[Start of Attachment]
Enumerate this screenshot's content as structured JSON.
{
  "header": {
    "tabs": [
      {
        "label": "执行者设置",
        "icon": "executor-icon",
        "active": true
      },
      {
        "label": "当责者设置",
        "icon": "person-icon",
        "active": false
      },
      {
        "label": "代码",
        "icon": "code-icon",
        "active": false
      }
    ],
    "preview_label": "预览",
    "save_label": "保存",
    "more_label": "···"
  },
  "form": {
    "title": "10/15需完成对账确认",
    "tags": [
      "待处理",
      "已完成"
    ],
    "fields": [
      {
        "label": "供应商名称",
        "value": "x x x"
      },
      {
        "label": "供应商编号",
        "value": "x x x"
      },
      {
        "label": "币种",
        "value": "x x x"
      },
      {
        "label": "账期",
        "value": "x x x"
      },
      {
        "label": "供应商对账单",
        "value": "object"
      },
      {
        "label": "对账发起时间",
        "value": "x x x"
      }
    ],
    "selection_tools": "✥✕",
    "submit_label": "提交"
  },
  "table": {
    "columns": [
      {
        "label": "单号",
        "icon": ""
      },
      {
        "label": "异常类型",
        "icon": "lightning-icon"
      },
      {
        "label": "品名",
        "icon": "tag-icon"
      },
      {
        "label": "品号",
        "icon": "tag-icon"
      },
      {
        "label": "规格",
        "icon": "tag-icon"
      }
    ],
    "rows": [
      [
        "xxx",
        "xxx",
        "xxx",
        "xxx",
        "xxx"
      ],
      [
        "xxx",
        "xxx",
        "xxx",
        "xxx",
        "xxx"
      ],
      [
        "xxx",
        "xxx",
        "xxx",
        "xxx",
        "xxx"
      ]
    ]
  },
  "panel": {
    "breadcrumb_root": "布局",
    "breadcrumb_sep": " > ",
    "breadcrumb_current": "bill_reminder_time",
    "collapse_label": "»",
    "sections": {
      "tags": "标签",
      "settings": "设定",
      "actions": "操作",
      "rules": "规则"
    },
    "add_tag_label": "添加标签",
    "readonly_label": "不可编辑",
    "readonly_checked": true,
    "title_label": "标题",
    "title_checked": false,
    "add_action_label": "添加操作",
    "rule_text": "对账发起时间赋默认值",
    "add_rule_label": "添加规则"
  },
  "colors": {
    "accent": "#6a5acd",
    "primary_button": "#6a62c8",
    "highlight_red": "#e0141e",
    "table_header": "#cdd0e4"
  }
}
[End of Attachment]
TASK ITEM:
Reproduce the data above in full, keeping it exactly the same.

YOUR SOLUTION:
Enumerate this screenshot's content as structured JSON.
{
  "header": {
    "tabs": [
      {
        "label": "执行者设置",
        "icon": "executor-icon",
        "active": true
      },
      {
        "label": "当责者设置",
        "icon": "person-icon",
        "active": false
      },
      {
        "label": "代码",
        "icon": "code-icon",
        "active": false
      }
    ],
    "preview_label": "预览",
    "save_label": "保存",
    "more_label": "···"
  },
  "form": {
    "title": "10/15需完成对账确认",
    "tags": [
      "待处理",
      "已完成"
    ],
    "fields": [
      {
        "label": "供应商名称",
        "value": "x x x"
      },
      {
        "label": "供应商编号",
        "value": "x x x"
      },
      {
        "label": "币种",
        "value": "x x x"
      },
      {
        "label": "账期",
        "value": "x x x"
      },
      {
        "label": "供应商对账单",
        "value": "object"
      },
      {
        "label": "对账发起时间",
        "value": "x x x"
      }
    ],
    "selection_tools": "✥✕",
    "submit_label": "提交"
  },
  "table": {
    "columns": [
      {
        "label": "单号",
        "icon": ""
      },
      {
        "label": "异常类型",
        "icon": "lightning-icon"
      },
      {
        "label": "品名",
        "icon": "tag-icon"
      },
      {
        "label": "品号",
        "icon": "tag-icon"
      },
      {
        "label": "规格",
        "icon": "tag-icon"
      }
    ],
    "rows": [
      [
        "xxx",
        "xxx",
        "xxx",
        "xxx",
        "xxx"
      ],
      [
        "xxx",
        "xxx",
        "xxx",
        "xxx",
        "xxx"
      ],
      [
        "xxx",
        "xxx",
        "xxx",
        "xxx",
        "xxx"
      ]
    ]
  },
  "panel": {
    "breadcrumb_root": "布局",
    "breadcrumb_sep": " > ",
    "breadcrumb_current": "bill_reminder_time",
    "collapse_label": "»",
    "sections": {
      "tags": "标签",
      "settings": "设定",
      "actions": "操作",
      "rules": "规则"
    },
    "add_tag_label": "添加标签",
    "readonly_label": "不可编辑",
    "readonly_checked": true,
    "title_label": "标题",
    "title_checked": false,
    "add_action_label": "添加操作",
    "rule_text": "对账发起时间赋默认值",
    "add_rule_label": "添加规则"
  },
  "colors": {
    "accent": "#6a5acd",
    "primary_button": "#6a62c8",
    "highlight_red": "#e0141e",
    "table_header": "#cdd0e4"
  }
}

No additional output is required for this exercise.